What you should do> Reproduce every record below, character by character.

------------------------------------------------------------------------

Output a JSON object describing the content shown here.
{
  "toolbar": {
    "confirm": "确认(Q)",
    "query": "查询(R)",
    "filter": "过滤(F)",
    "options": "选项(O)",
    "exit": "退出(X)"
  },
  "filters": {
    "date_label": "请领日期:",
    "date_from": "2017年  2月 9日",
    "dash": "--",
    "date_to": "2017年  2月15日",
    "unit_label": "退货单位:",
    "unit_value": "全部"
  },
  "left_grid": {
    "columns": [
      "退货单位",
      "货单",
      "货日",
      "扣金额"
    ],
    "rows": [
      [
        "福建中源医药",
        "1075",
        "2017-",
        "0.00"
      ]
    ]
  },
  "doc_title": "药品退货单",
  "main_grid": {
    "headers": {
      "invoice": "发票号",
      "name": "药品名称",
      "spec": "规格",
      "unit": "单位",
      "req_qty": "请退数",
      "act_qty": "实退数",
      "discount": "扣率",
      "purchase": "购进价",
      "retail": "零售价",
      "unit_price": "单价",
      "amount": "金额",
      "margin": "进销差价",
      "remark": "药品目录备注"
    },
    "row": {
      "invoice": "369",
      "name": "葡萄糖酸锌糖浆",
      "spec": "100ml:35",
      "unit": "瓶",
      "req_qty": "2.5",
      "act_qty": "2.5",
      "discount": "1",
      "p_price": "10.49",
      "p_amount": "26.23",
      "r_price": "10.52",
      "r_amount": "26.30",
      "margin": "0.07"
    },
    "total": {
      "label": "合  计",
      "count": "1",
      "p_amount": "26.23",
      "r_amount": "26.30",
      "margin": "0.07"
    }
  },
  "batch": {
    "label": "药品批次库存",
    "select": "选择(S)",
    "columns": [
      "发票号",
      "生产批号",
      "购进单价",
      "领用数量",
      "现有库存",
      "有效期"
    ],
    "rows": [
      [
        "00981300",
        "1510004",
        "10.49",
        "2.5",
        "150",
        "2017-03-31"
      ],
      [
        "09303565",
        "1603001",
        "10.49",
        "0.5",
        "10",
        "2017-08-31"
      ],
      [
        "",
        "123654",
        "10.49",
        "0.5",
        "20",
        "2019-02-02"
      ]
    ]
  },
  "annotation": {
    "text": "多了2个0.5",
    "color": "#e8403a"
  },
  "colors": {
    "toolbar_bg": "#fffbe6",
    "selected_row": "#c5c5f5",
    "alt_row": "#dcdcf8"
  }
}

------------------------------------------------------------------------

Finished task>
Output a JSON object describing the content shown here.
{
  "toolbar": {
    "confirm": "确认(Q)",
    "query": "查询(R)",
    "filter": "过滤(F)",
    "options": "选项(O)",
    "exit": "退出(X)"
  },
  "filters": {
    "date_label": "请领日期:",
    "date_from": "2017年  2月 9日",
    "dash": "--",
    "date_to": "2017年  2月15日",
    "unit_label": "退货单位:",
    "unit_value": "全部"
  },
  "left_grid": {
    "columns": [
      "退货单位",
      "货单",
      "货日",
      "扣金额"
    ],
    "rows": [
      [
        "福建中源医药",
        "1075",
        "2017-",
        "0.00"
      ]
    ]
  },
  "doc_title": "药品退货单",
  "main_grid": {
    "headers": {
      "invoice": "发票号",
      "name": "药品名称",
      "spec": "规格",
      "unit": "单位",
      "req_qty": "请退数",
      "act_qty": "实退数",
      "discount": "扣率",
      "purchase": "购进价",
      "retail": "零售价",
      "unit_price": "单价",
      "amount": "金额",
      "margin": "进销差价",
      "remark": "药品目录备注"
    },
    "row": {
      "invoice": "369",
      "name": "葡萄糖酸锌糖浆",
      "spec": "100ml:35",
      "unit": "瓶",
      "req_qty": "2.5",
      "act_qty": "2.5",
      "discount": "1",
      "p_price": "10.49",
      "p_amount": "26.23",
      "r_price": "10.52",
      "r_amount": "26.30",
      "margin": "0.07"
    },
    "total": {
      "label": "合  计",
      "count": "1",
      "p_amount": "26.23",
      "r_amount": "26.30",
      "margin": "0.07"
    }
  },
  "batch": {
    "label": "药品批次库存",
    "select": "选择(S)",
    "columns": [
      "发票号",
      "生产批号",
      "购进单价",
      "领用数量",
      "现有库存",
      "有效期"
    ],
    "rows": [
      [
        "00981300",
        "1510004",
        "10.49",
        "2.5",
        "150",
        "2017-03-31"
      ],
      [
        "09303565",
        "1603001",
        "10.49",
        "0.5",
        "10",
        "2017-08-31"
      ],
      [
        "",
        "123654",
        "10.49",
        "0.5",
        "20",
        "2019-02-02"
      ]
    ]
  },
  "annotation": {
    "text": "多了2个0.5",
    "color": "#e8403a"
  },
  "colors": {
    "toolbar_bg": "#fffbe6",
    "selected_row": "#c5c5f5",
    "alt_row": "#dcdcf8"
  }
}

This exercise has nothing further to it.